As computer technology becomes an ever more powerful and pervasive factor in our world, students need instruction in the creative problem solving skills that are the basis of computer science. Software design and programming skills, along with an understanding of the principles of computer systems and applications, are tremendously valuable in a wide range of future careers, and the problem solving process of computational thinking can be used to enrich a wide range of K-12 courses. New tools and teaching materials make it possible to bring the creative spirit of computing into K-12 classrooms.
From a teacher’s perspective, however, bringing computer science into the classroom can seem intimidating. We want to help teachers develop confidence in their own computer science literacy and help them craft a computing curriculum that meets their teaching missions.

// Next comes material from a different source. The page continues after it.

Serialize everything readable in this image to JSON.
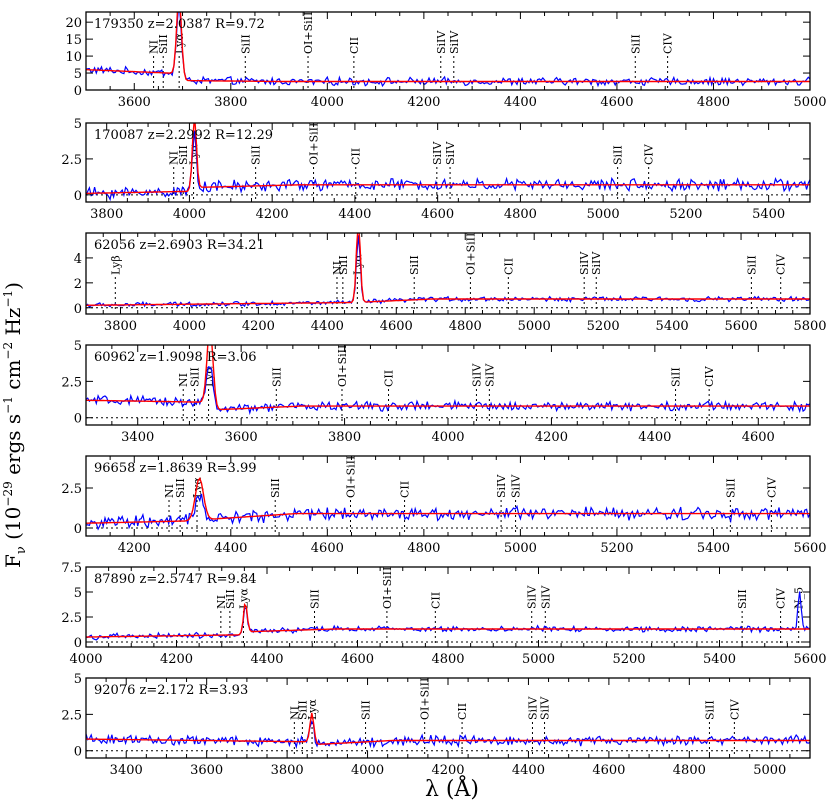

As faculty members of the Computer Science Department at Michigan Tech, we are keenly aware of the need to get young people interested and engaged in creative computing, and we have developed programs at Michigan Tech and in the local community to further this goal.
Through a Google CS4HS (Computer Science for High Schools) grant, we are offering a workshop to expose teachers to exciting new ways to bring computer science into schools. The workshop will be the first step in building a community of practice to provide long-term support and training for teachers with little or no computer science background.
Instruct teachers with a basic level understanding of Computer Science Principles. At the workshop, we will expose teachers with little or no CS experience to course materials targeted for a K-8 or High School audience. We aim to give them the confidence to take on this material in their own courses. The theme this year is “Big Data”; we will show how even large sets of real-world data (about the environment, human behavior, etc.) can be harnessed and manipulated easily through code.
Help teachers integrate programming into new and existing courses. As computing has moved into the forefront of a wide variety of fields, an interesting emergent strategy is to integrate computer science into more traditional math and science courses. At the workshop, we will collaborate with teachers to determine where and how aspects of CS can be integrated into their courses.
Disseminate our K-12 computer programming course materials developed at Michigan Tech. Our curriculum takes students through a variety of programming languages and environments and exposes them to a breadth of application areas. Beyond building “something that works”, we consider principles of good design and tradeoffs between different implementations.
Provide tools for increasing interest in computing among young women. As a “Pacesetter” participant inNCWIT (National Center for Women & Information Technology), we are striving to increase the participation of women enrolling in undergraduate computer science degree programs. Towards this goal we will provide teachers with a better understanding of the breadth of careers available to students who major in computing, and we will encourage teachers and students to tap into the NCWIT network.
This is a tentative schedule. Things are likely to change depending on attendees’ interests and other factors. All sessions are in Rekhi Hall unless otherwise indicated.
Monday August 14
Community of Practice: Getting to Know Each Other and What “Computing” Means in our Schools
K-12 Computer Science Standards
Programming Tracks: Getting Your Feet Wet
Teacher Experience Reports
Tuesday August 15
Why is CS education needed in K-12
Discussion: Obstacles and Ideas for Kick-Starting CS
Computing Careers: Local Industry Panel
Computing research facilities tour
Programming Tracks: Coding Style/Design
Wednesday August 16
Programming Tracks: Big Data
Diversity in Computing: Why and How
Teacher Experience Reports
Introduction to COP Resources
Final Wrap-up and Feedback
The CS4ALL Workshop will be held in Rekhi Hall at Michigan Technological University. Michigan Tech is a friendly campus of 7,000 students located in Houghton, MI on the waterfront of Portage Lake and the Keweenaw Waterway. Just a few miles from campus, on either end of the waterway, lies Lake Superior—the largest freshwater lake in the world by surface area There is a 4.5 mile long walking and biking trail along the waterfront that leads to several nature trails outside of town. The area is rich in natural wonder; a rugged and beautiful land.